Opaterný went as far as to compare ANO leader Pavol Rusko to Stalin.

Both officials refused to deny speculations that, if ousted from ANO, they would consider entering Dzurinda's

Slovak Democratic and Christian Union (SDKÚ).

Although the majority of ANO representatives have denied that there are problems in terms of democracy inside

the party, a number of analysts agreed that the recent developments in the party were not positive. "Something is

wrong in ANO," said Mesežnikov.

The final word on whether the officials will be replaced in their ministerial positions is expected on August 25

when a meeting of the ANO board is to take place.

When asked whether ANO had already agreed on who would replace Nemcsics and Opaterný, Lintner said that

that the question was premature.

Even if the officials were replaced, Mesežnikov said it would "not endanger the coalition because neither of the
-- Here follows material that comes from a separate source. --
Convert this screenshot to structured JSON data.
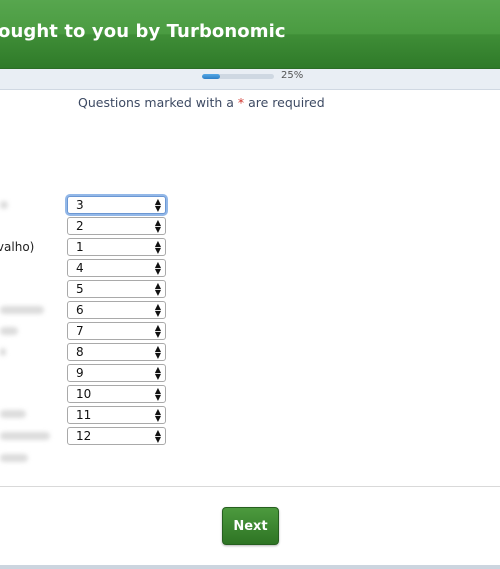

two is considering joining the opposition".

"That means that the number of coalition MPs (in parliament) would, in essence, remain unchanged," he said.

ANO's Lintner also said that his party "did not want to leave the coalition" and that it was their ruling partners
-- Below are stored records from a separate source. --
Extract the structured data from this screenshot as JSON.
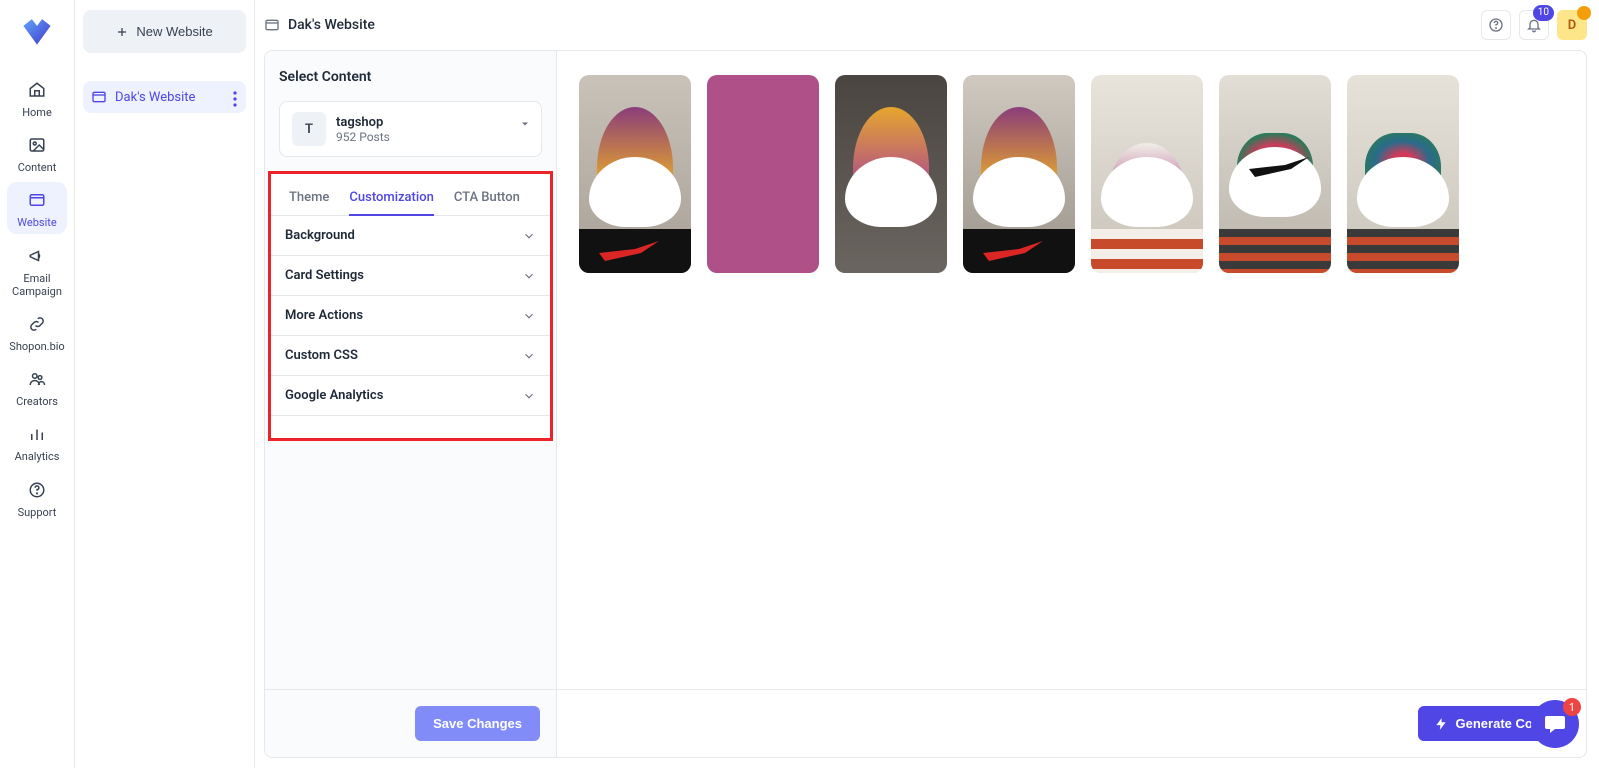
{
  "nav": {
    "items": [
      {
        "label": "Home",
        "icon": "home"
      },
      {
        "label": "Content",
        "icon": "image"
      },
      {
        "label": "Website",
        "icon": "window",
        "active": true
      },
      {
        "label": "Email Campaign",
        "icon": "megaphone"
      },
      {
        "label": "Shopon.bio",
        "icon": "link"
      },
      {
        "label": "Creators",
        "icon": "users"
      },
      {
        "label": "Analytics",
        "icon": "bars"
      },
      {
        "label": "Support",
        "icon": "help"
      }
    ]
  },
  "projects": {
    "new_label": "New Website",
    "site_label": "Dak's Website"
  },
  "topbar": {
    "title": "Dak's Website",
    "notif_count": "10",
    "user_initial": "D"
  },
  "panel": {
    "heading": "Select Content",
    "source": {
      "initial": "T",
      "name": "tagshop",
      "posts": "952 Posts"
    },
    "tabs": [
      "Theme",
      "Customization",
      "CTA Button"
    ],
    "active_tab": 1,
    "accordion": [
      "Background",
      "Card Settings",
      "More Actions",
      "Custom CSS",
      "Google Analytics"
    ],
    "save_label": "Save Changes"
  },
  "gallery": {
    "generate_label": "Generate Code"
  },
  "chat_badge": "1"
}
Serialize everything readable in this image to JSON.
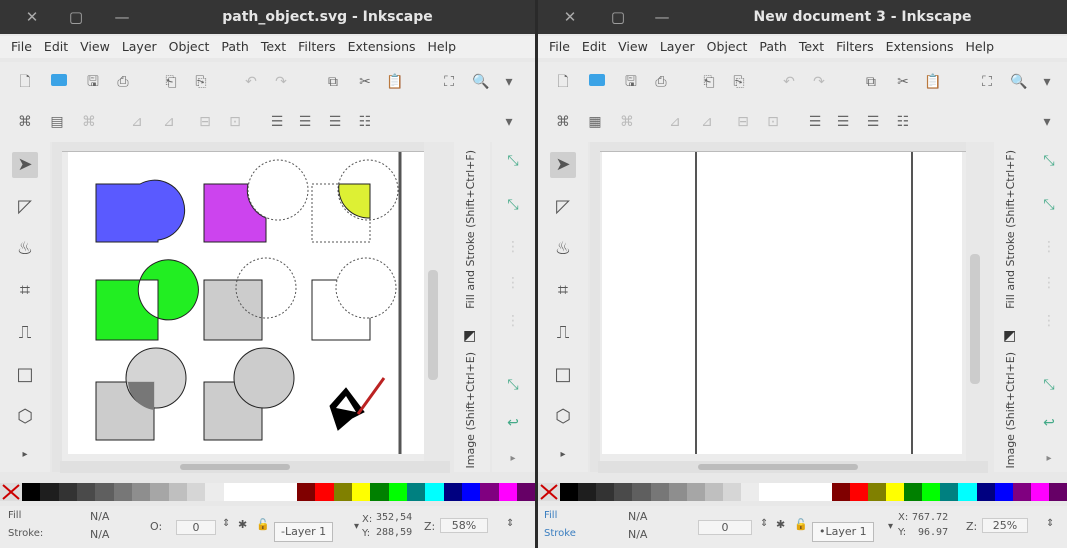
{
  "windows": {
    "left": {
      "title": "path_object.svg - Inkscape",
      "menu": [
        "File",
        "Edit",
        "View",
        "Layer",
        "Object",
        "Path",
        "Text",
        "Filters",
        "Extensions",
        "Help"
      ],
      "dock_fill_stroke": "Fill and Stroke (Shift+Ctrl+F)",
      "dock_image": "Image (Shift+Ctrl+E)",
      "status": {
        "fill_label": "Fill",
        "stroke_label": "Stroke:",
        "fill_value": "N/A",
        "stroke_value": "N/A",
        "opacity_label": "O:",
        "opacity_value": "0",
        "layer": "-Layer 1",
        "x_label": "X:",
        "y_label": "Y:",
        "x_value": "352,54",
        "y_value": "288,59",
        "zoom_label": "Z:",
        "zoom_value": "58%"
      }
    },
    "right": {
      "title": "New document 3 - Inkscape",
      "menu": [
        "File",
        "Edit",
        "View",
        "Layer",
        "Object",
        "Path",
        "Text",
        "Filters",
        "Extensions",
        "Help"
      ],
      "dock_fill_stroke": "Fill and Stroke (Shift+Ctrl+F)",
      "dock_image": "Image (Shift+Ctrl+E)",
      "status": {
        "fill_label": "Fill",
        "stroke_label": "Stroke",
        "fill_value": "N/A",
        "stroke_value": "N/A",
        "opacity_value": "0",
        "layer": "•Layer 1",
        "x_label": "X:",
        "y_label": "Y:",
        "x_value": "767.72",
        "y_value": "96.97",
        "zoom_label": "Z:",
        "zoom_value": "25%"
      }
    }
  },
  "palette_colors": [
    "#000000",
    "#1e1e1e",
    "#333333",
    "#4a4a4a",
    "#5f5f5f",
    "#777777",
    "#8e8e8e",
    "#a6a6a6",
    "#bfbfbf",
    "#d6d6d6",
    "#ececec",
    "#ffffff",
    "#ffffff",
    "#ffffff",
    "#ffffff",
    "#800000",
    "#ff0000",
    "#808000",
    "#ffff00",
    "#008000",
    "#00ff00",
    "#008080",
    "#00ffff",
    "#000080",
    "#0000ff",
    "#800080",
    "#ff00ff",
    "#660066"
  ],
  "colors": {
    "blue_shape": "#5a5aff",
    "magenta_shape": "#cc44ee",
    "yellow_shape": "#ddf034",
    "green_shape": "#22ee22",
    "gray_shape": "#cccccc"
  }
}
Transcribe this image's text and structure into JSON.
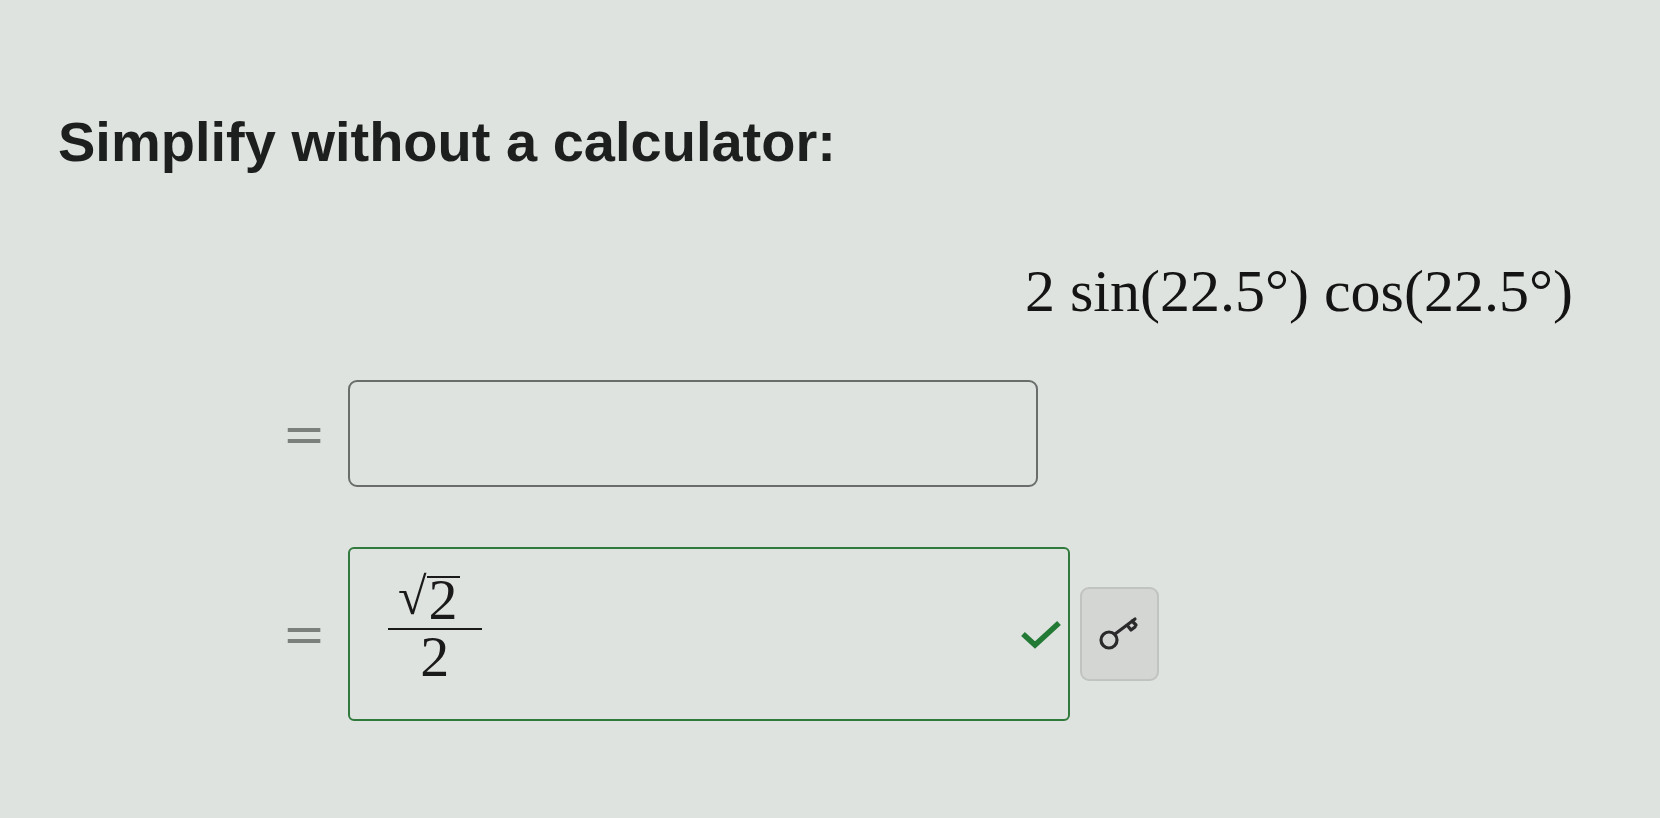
{
  "prompt": "Simplify without a calculator:",
  "expression": "2 sin(22.5°) cos(22.5°)",
  "answers": [
    {
      "relation": "=",
      "kind": "blank",
      "correct": false
    },
    {
      "relation": "=",
      "kind": "fraction",
      "correct": true,
      "numerator": {
        "radical": "√",
        "radicand": "2"
      },
      "denominator": "2",
      "answer_key_button": true
    }
  ]
}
who were putting the liberals under pressure, including the official meeting of leaders of the three other coalition

partners with Vojtech Tkáč shortly before the coalition council meeting.

"Were we supposed to take this as a signal that that could be the new coalition council," Lintner said.

Dzurinda's statement following the coalition council, however, at least partly calmed the fears that the right-

wing cabinet would fall apart.

Mesežnikov said: "I think the partners once again realised that what they have in common far outweighs the

issues that they don't agree on. And besides, existing options for a minority cabinet or early elections would

cause problems for all involved."

Top stories

Námestie Slobody gets facelift Photo

The architectural tender will gather ideas for the redesign of the biggest square in Bratislava

Námestie Slobody will be redesigned into a kind of living room in the city.

When the state can’t keep a secret

A selective leak has tarnished President Kiska’s reputation. But he must continue to speak out about corruption.

President Andrej Kiska

Fundamental values explored at Divadelná Nitra 2017

This time round, the Slovak, European and US ensembles at the theatre festival focus on #fundamentals, i.e. basic values and the essence of all things.

Nature Theatre of Oklahoma: Pursuit of Happiness

Foreign rocket engines for North Korea: Why?

For Russia, the path to a weakened China could be through a major nuclear accident in North Korea.